On September 18, 1996, at 0730 central daylight time, a Tubb Air Commander 532 gyroplane, N7136C, registered to and operated by a private owner, as a Title 14 CFR Part 91 personal flight, was substantially damaged during a forced landing near Magnolia, Arkansas. Visual meteorological conditions prevailed, and a flight plan was not filed for the local flight. The student pilot sustained serious injuries. The flight originated from a field site near Magnolia, Arkansas, about 10 minutes before the accident. Use your browsers 'back' function to return to synopsisReturn to Query Page

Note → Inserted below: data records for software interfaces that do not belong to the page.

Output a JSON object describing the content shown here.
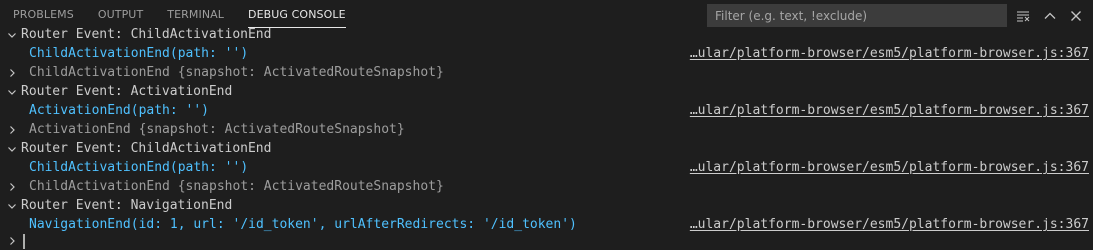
{
  "tabs": [
    {
      "label": "PROBLEMS",
      "active": false
    },
    {
      "label": "OUTPUT",
      "active": false
    },
    {
      "label": "TERMINAL",
      "active": false
    },
    {
      "label": "DEBUG CONSOLE",
      "active": true
    }
  ],
  "filter": {
    "placeholder": "Filter (e.g. text, !exclude)",
    "value": ""
  },
  "header_icons": [
    "clear-console-icon",
    "chevron-up-icon",
    "close-icon"
  ],
  "console": {
    "lines": [
      {
        "kind": "group",
        "text": "Router Event: ChildActivationEnd",
        "source": ""
      },
      {
        "kind": "event",
        "text": "ChildActivationEnd(path: '')",
        "source": "…ular/platform-browser/esm5/platform-browser.js:367"
      },
      {
        "kind": "snapshot",
        "text": "ChildActivationEnd {snapshot: ActivatedRouteSnapshot}",
        "source": ""
      },
      {
        "kind": "group",
        "text": "Router Event: ActivationEnd",
        "source": ""
      },
      {
        "kind": "event",
        "text": "ActivationEnd(path: '')",
        "source": "…ular/platform-browser/esm5/platform-browser.js:367"
      },
      {
        "kind": "snapshot",
        "text": "ActivationEnd {snapshot: ActivatedRouteSnapshot}",
        "source": ""
      },
      {
        "kind": "group",
        "text": "Router Event: ChildActivationEnd",
        "source": ""
      },
      {
        "kind": "event",
        "text": "ChildActivationEnd(path: '')",
        "source": "…ular/platform-browser/esm5/platform-browser.js:367"
      },
      {
        "kind": "snapshot",
        "text": "ChildActivationEnd {snapshot: ActivatedRouteSnapshot}",
        "source": ""
      },
      {
        "kind": "group",
        "text": "Router Event: NavigationEnd",
        "source": ""
      },
      {
        "kind": "event",
        "text": "NavigationEnd(id: 1, url: '/id_token', urlAfterRedirects: '/id_token')",
        "source": "…ular/platform-browser/esm5/platform-browser.js:367"
      }
    ]
  },
  "colors": {
    "background": "#1e1e1e",
    "event_text": "#4fc1ff",
    "snapshot_text": "#9d9d9d",
    "input_background": "#3c3c3c"
  }
}
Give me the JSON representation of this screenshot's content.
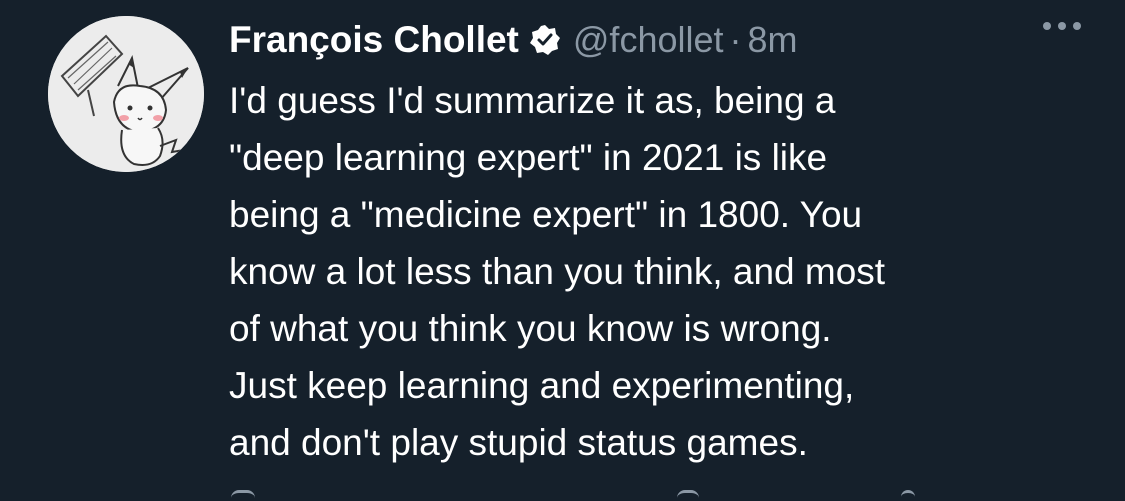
{
  "tweet": {
    "author": {
      "display_name": "François Chollet",
      "handle": "@fchollet",
      "verified_icon": "verified-badge-icon",
      "avatar_icon": "pikachu-sketch-avatar"
    },
    "separator": "·",
    "time": "8m",
    "text_lines": [
      "I'd guess I'd summarize it as, being a",
      "\"deep learning expert\" in 2021 is like",
      "being a \"medicine expert\" in 1800. You",
      "know a lot less than you think, and most",
      "of what you think you know is wrong.",
      "Just keep learning and experimenting,",
      "and don't play stupid status games."
    ],
    "more_icon": "more-options-icon"
  },
  "colors": {
    "background": "#15202b",
    "text": "#ffffff",
    "secondary_text": "#8b98a5"
  }
}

According to the student pilot, the engine began to lose coolant from the radiator. While attempting to return to his point of origination, the engine lost power. The pilot initiated a forced landing to a heavily wooded area.
The pilot's parents alerted local authorities when he did not return from the flight. The pilot was located the following morning at 0354, approximately 20.5 hours after the accident.
Examination of the aircraft by the FAA inspector revealed that it was on its right side with one rotor blade damaged, both propeller blades were partially separated, and the fuselage frame was bent.
FAA records revealed that the student pilot, who built the Tubb Air Commander 532 gyroplane, was issued a registration certificate for the aircraft on May 24, 1990. His last medical certificate was issued on July 12, 1990, at which time he was issued a student pilot certificate.